» Goal of the exercise: In the material below, find each line with the word "sept" and copy it.

++++++++

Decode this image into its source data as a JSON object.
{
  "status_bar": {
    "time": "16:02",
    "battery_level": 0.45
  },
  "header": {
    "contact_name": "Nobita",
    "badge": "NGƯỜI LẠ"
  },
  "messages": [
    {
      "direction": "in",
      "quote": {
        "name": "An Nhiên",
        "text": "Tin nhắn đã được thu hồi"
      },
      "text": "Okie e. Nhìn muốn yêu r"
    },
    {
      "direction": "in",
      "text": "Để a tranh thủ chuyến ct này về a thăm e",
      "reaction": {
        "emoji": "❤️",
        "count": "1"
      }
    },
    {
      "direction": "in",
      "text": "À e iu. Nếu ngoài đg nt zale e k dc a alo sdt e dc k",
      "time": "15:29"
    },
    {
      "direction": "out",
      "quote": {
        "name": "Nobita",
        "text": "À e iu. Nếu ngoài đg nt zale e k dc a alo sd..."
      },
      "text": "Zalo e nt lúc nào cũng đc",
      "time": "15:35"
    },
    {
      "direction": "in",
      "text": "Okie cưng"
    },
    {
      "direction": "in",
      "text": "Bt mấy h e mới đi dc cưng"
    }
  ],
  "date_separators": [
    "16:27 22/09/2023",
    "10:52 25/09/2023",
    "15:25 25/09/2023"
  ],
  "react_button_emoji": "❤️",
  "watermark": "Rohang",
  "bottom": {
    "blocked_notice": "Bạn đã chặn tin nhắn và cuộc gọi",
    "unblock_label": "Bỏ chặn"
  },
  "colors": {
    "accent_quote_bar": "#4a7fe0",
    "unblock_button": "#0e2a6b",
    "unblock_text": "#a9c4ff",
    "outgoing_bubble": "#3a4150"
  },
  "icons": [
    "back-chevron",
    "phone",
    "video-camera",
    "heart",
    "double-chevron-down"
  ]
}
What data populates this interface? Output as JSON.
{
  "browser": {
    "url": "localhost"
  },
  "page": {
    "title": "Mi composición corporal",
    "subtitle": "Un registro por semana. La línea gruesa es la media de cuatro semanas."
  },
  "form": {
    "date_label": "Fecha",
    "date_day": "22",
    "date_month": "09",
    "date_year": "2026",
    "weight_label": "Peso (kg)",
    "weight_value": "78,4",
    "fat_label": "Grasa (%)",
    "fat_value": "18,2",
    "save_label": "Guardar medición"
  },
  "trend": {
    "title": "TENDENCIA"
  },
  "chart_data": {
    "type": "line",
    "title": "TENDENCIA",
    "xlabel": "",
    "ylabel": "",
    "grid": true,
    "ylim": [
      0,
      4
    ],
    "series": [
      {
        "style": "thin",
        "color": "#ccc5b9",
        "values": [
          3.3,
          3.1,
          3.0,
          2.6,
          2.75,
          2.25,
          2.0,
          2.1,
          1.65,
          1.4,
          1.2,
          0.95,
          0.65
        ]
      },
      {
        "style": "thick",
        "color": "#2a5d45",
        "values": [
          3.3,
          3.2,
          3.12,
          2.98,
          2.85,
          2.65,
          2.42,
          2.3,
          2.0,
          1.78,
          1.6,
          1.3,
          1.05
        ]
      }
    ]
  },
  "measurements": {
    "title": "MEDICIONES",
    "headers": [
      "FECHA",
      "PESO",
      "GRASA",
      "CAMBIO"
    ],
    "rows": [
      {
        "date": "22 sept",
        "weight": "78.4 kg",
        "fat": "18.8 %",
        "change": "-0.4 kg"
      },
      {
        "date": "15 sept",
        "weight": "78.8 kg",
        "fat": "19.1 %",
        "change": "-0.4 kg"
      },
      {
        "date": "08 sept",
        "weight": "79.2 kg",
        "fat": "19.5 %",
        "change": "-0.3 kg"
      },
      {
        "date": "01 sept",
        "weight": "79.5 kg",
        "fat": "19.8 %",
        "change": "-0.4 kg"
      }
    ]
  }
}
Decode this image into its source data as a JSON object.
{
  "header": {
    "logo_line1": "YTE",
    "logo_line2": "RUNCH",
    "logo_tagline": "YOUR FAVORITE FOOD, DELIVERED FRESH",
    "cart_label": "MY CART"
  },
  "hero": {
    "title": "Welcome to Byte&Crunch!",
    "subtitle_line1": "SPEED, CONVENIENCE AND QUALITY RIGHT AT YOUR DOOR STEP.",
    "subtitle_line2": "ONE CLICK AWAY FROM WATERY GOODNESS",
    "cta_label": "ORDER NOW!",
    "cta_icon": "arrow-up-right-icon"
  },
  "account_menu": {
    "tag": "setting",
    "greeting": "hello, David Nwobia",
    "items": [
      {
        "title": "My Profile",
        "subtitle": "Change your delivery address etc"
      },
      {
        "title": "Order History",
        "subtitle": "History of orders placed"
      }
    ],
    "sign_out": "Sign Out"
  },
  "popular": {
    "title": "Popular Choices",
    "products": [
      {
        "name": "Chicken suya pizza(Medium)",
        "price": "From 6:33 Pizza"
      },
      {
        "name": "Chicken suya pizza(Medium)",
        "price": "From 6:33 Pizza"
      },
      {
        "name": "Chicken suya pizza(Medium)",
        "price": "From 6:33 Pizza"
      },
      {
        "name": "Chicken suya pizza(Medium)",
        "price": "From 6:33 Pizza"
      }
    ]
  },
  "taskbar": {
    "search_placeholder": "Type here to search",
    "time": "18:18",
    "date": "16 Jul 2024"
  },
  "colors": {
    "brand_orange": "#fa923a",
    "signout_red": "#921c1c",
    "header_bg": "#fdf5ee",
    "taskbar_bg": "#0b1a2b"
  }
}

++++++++

» Solved problem:
        "date": "22 sept",
        "date": "15 sept",
        "date": "08 sept",
        "date": "01 sept",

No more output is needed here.